Start of INFORMATION GIVEN

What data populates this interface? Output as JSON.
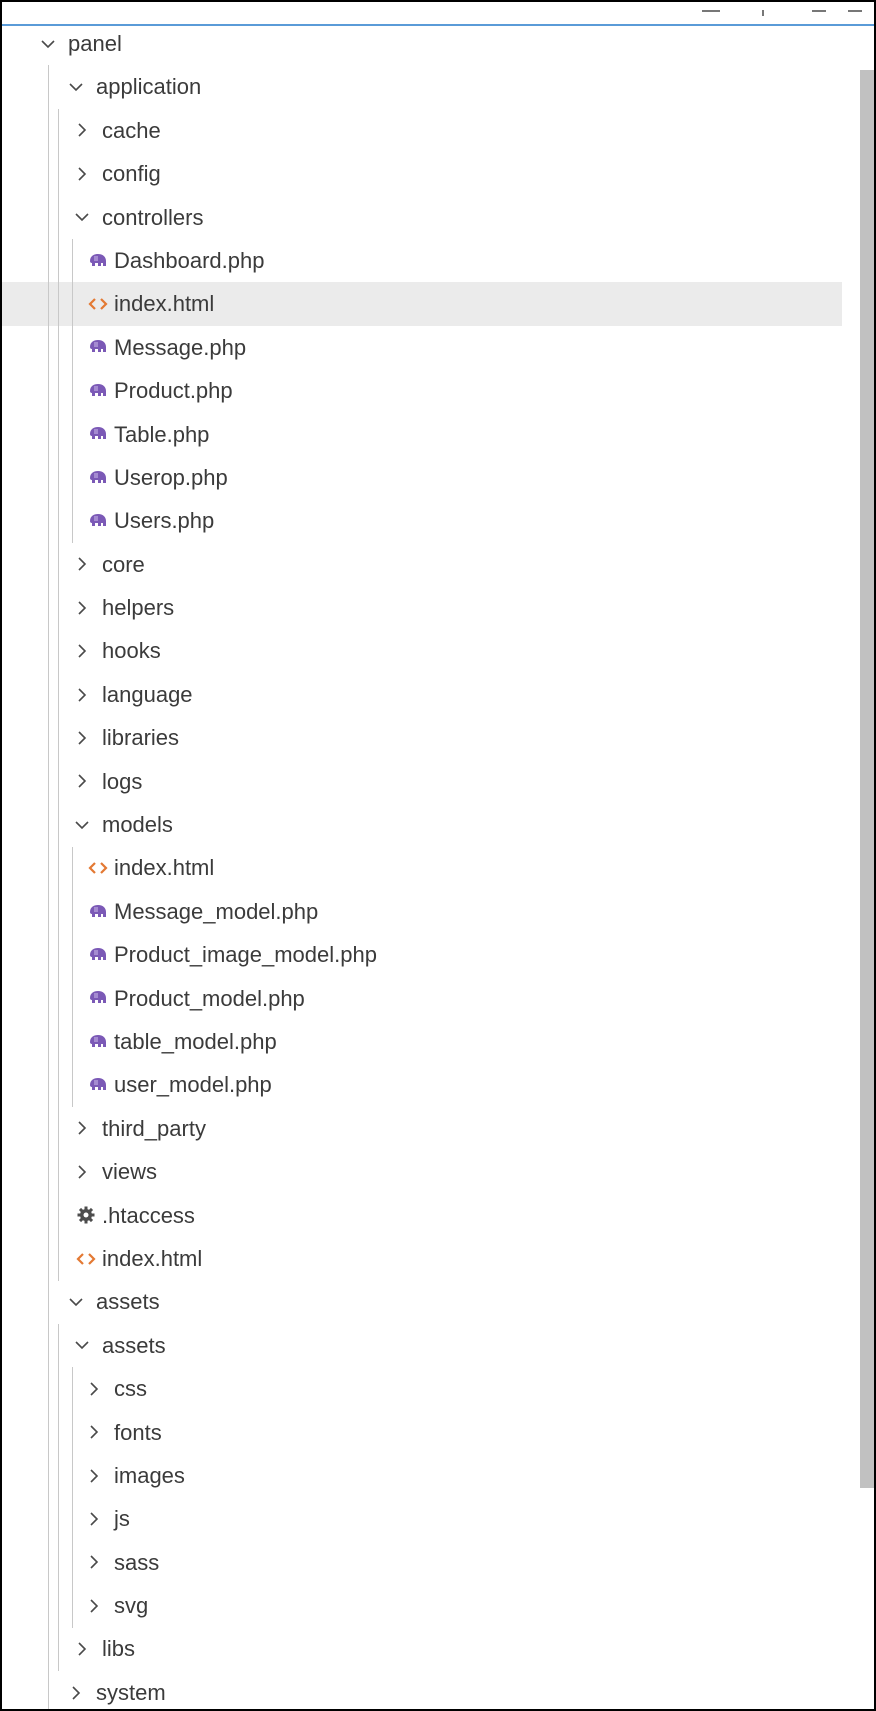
{
  "tree": [
    {
      "label": "panel",
      "type": "folder",
      "expanded": true,
      "depth": 0
    },
    {
      "label": "application",
      "type": "folder",
      "expanded": true,
      "depth": 1
    },
    {
      "label": "cache",
      "type": "folder",
      "expanded": false,
      "depth": 2
    },
    {
      "label": "config",
      "type": "folder",
      "expanded": false,
      "depth": 2
    },
    {
      "label": "controllers",
      "type": "folder",
      "expanded": true,
      "depth": 2
    },
    {
      "label": "Dashboard.php",
      "type": "php",
      "depth": 3
    },
    {
      "label": "index.html",
      "type": "html",
      "depth": 3,
      "selected": true
    },
    {
      "label": "Message.php",
      "type": "php",
      "depth": 3
    },
    {
      "label": "Product.php",
      "type": "php",
      "depth": 3
    },
    {
      "label": "Table.php",
      "type": "php",
      "depth": 3
    },
    {
      "label": "Userop.php",
      "type": "php",
      "depth": 3
    },
    {
      "label": "Users.php",
      "type": "php",
      "depth": 3
    },
    {
      "label": "core",
      "type": "folder",
      "expanded": false,
      "depth": 2
    },
    {
      "label": "helpers",
      "type": "folder",
      "expanded": false,
      "depth": 2
    },
    {
      "label": "hooks",
      "type": "folder",
      "expanded": false,
      "depth": 2
    },
    {
      "label": "language",
      "type": "folder",
      "expanded": false,
      "depth": 2
    },
    {
      "label": "libraries",
      "type": "folder",
      "expanded": false,
      "depth": 2
    },
    {
      "label": "logs",
      "type": "folder",
      "expanded": false,
      "depth": 2
    },
    {
      "label": "models",
      "type": "folder",
      "expanded": true,
      "depth": 2
    },
    {
      "label": "index.html",
      "type": "html",
      "depth": 3
    },
    {
      "label": "Message_model.php",
      "type": "php",
      "depth": 3
    },
    {
      "label": "Product_image_model.php",
      "type": "php",
      "depth": 3
    },
    {
      "label": "Product_model.php",
      "type": "php",
      "depth": 3
    },
    {
      "label": "table_model.php",
      "type": "php",
      "depth": 3
    },
    {
      "label": "user_model.php",
      "type": "php",
      "depth": 3
    },
    {
      "label": "third_party",
      "type": "folder",
      "expanded": false,
      "depth": 2
    },
    {
      "label": "views",
      "type": "folder",
      "expanded": false,
      "depth": 2
    },
    {
      "label": ".htaccess",
      "type": "config",
      "depth": 2
    },
    {
      "label": "index.html",
      "type": "html",
      "depth": 2
    },
    {
      "label": "assets",
      "type": "folder",
      "expanded": true,
      "depth": 1
    },
    {
      "label": "assets",
      "type": "folder",
      "expanded": true,
      "depth": 2
    },
    {
      "label": "css",
      "type": "folder",
      "expanded": false,
      "depth": 3
    },
    {
      "label": "fonts",
      "type": "folder",
      "expanded": false,
      "depth": 3
    },
    {
      "label": "images",
      "type": "folder",
      "expanded": false,
      "depth": 3
    },
    {
      "label": "js",
      "type": "folder",
      "expanded": false,
      "depth": 3
    },
    {
      "label": "sass",
      "type": "folder",
      "expanded": false,
      "depth": 3
    },
    {
      "label": "svg",
      "type": "folder",
      "expanded": false,
      "depth": 3
    },
    {
      "label": "libs",
      "type": "folder",
      "expanded": false,
      "depth": 2
    },
    {
      "label": "system",
      "type": "folder",
      "expanded": false,
      "depth": 1
    }
  ],
  "colors": {
    "php_icon": "#7b59b6",
    "html_icon": "#e37933",
    "config_icon": "#4d4d4d",
    "text": "#3b3b3b",
    "chevron": "#4a4a4a",
    "selected_row": "#ebebeb",
    "guide": "#c8c8c8",
    "scrollbar": "#c1c1c1",
    "top_accent": "#5a9bd8"
  }
}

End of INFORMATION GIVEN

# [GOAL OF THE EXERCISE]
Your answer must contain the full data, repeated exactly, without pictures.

# [FINISHED TASK]
What data populates this interface? Output as JSON.
{
  "tree": [
    {
      "label": "panel",
      "type": "folder",
      "expanded": true,
      "depth": 0
    },
    {
      "label": "application",
      "type": "folder",
      "expanded": true,
      "depth": 1
    },
    {
      "label": "cache",
      "type": "folder",
      "expanded": false,
      "depth": 2
    },
    {
      "label": "config",
      "type": "folder",
      "expanded": false,
      "depth": 2
    },
    {
      "label": "controllers",
      "type": "folder",
      "expanded": true,
      "depth": 2
    },
    {
      "label": "Dashboard.php",
      "type": "php",
      "depth": 3
    },
    {
      "label": "index.html",
      "type": "html",
      "depth": 3,
      "selected": true
    },
    {
      "label": "Message.php",
      "type": "php",
      "depth": 3
    },
    {
      "label": "Product.php",
      "type": "php",
      "depth": 3
    },
    {
      "label": "Table.php",
      "type": "php",
      "depth": 3
    },
    {
      "label": "Userop.php",
      "type": "php",
      "depth": 3
    },
    {
      "label": "Users.php",
      "type": "php",
      "depth": 3
    },
    {
      "label": "core",
      "type": "folder",
      "expanded": false,
      "depth": 2
    },
    {
      "label": "helpers",
      "type": "folder",
      "expanded": false,
      "depth": 2
    },
    {
      "label": "hooks",
      "type": "folder",
      "expanded": false,
      "depth": 2
    },
    {
      "label": "language",
      "type": "folder",
      "expanded": false,
      "depth": 2
    },
    {
      "label": "libraries",
      "type": "folder",
      "expanded": false,
      "depth": 2
    },
    {
      "label": "logs",
      "type": "folder",
      "expanded": false,
      "depth": 2
    },
    {
      "label": "models",
      "type": "folder",
      "expanded": true,
      "depth": 2
    },
    {
      "label": "index.html",
      "type": "html",
      "depth": 3
    },
    {
      "label": "Message_model.php",
      "type": "php",
      "depth": 3
    },
    {
      "label": "Product_image_model.php",
      "type": "php",
      "depth": 3
    },
    {
      "label": "Product_model.php",
      "type": "php",
      "depth": 3
    },
    {
      "label": "table_model.php",
      "type": "php",
      "depth": 3
    },
    {
      "label": "user_model.php",
      "type": "php",
      "depth": 3
    },
    {
      "label": "third_party",
      "type": "folder",
      "expanded": false,
      "depth": 2
    },
    {
      "label": "views",
      "type": "folder",
      "expanded": false,
      "depth": 2
    },
    {
      "label": ".htaccess",
      "type": "config",
      "depth": 2
    },
    {
      "label": "index.html",
      "type": "html",
      "depth": 2
    },
    {
      "label": "assets",
      "type": "folder",
      "expanded": true,
      "depth": 1
    },
    {
      "label": "assets",
      "type": "folder",
      "expanded": true,
      "depth": 2
    },
    {
      "label": "css",
      "type": "folder",
      "expanded": false,
      "depth": 3
    },
    {
      "label": "fonts",
      "type": "folder",
      "expanded": false,
      "depth": 3
    },
    {
      "label": "images",
      "type": "folder",
      "expanded": false,
      "depth": 3
    },
    {
      "label": "js",
      "type": "folder",
      "expanded": false,
      "depth": 3
    },
    {
      "label": "sass",
      "type": "folder",
      "expanded": false,
      "depth": 3
    },
    {
      "label": "svg",
      "type": "folder",
      "expanded": false,
      "depth": 3
    },
    {
      "label": "libs",
      "type": "folder",
      "expanded": false,
      "depth": 2
    },
    {
      "label": "system",
      "type": "folder",
      "expanded": false,
      "depth": 1
    }
  ],
  "colors": {
    "php_icon": "#7b59b6",
    "html_icon": "#e37933",
    "config_icon": "#4d4d4d",
    "text": "#3b3b3b",
    "chevron": "#4a4a4a",
    "selected_row": "#ebebeb",
    "guide": "#c8c8c8",
    "scrollbar": "#c1c1c1",
    "top_accent": "#5a9bd8"
  }
}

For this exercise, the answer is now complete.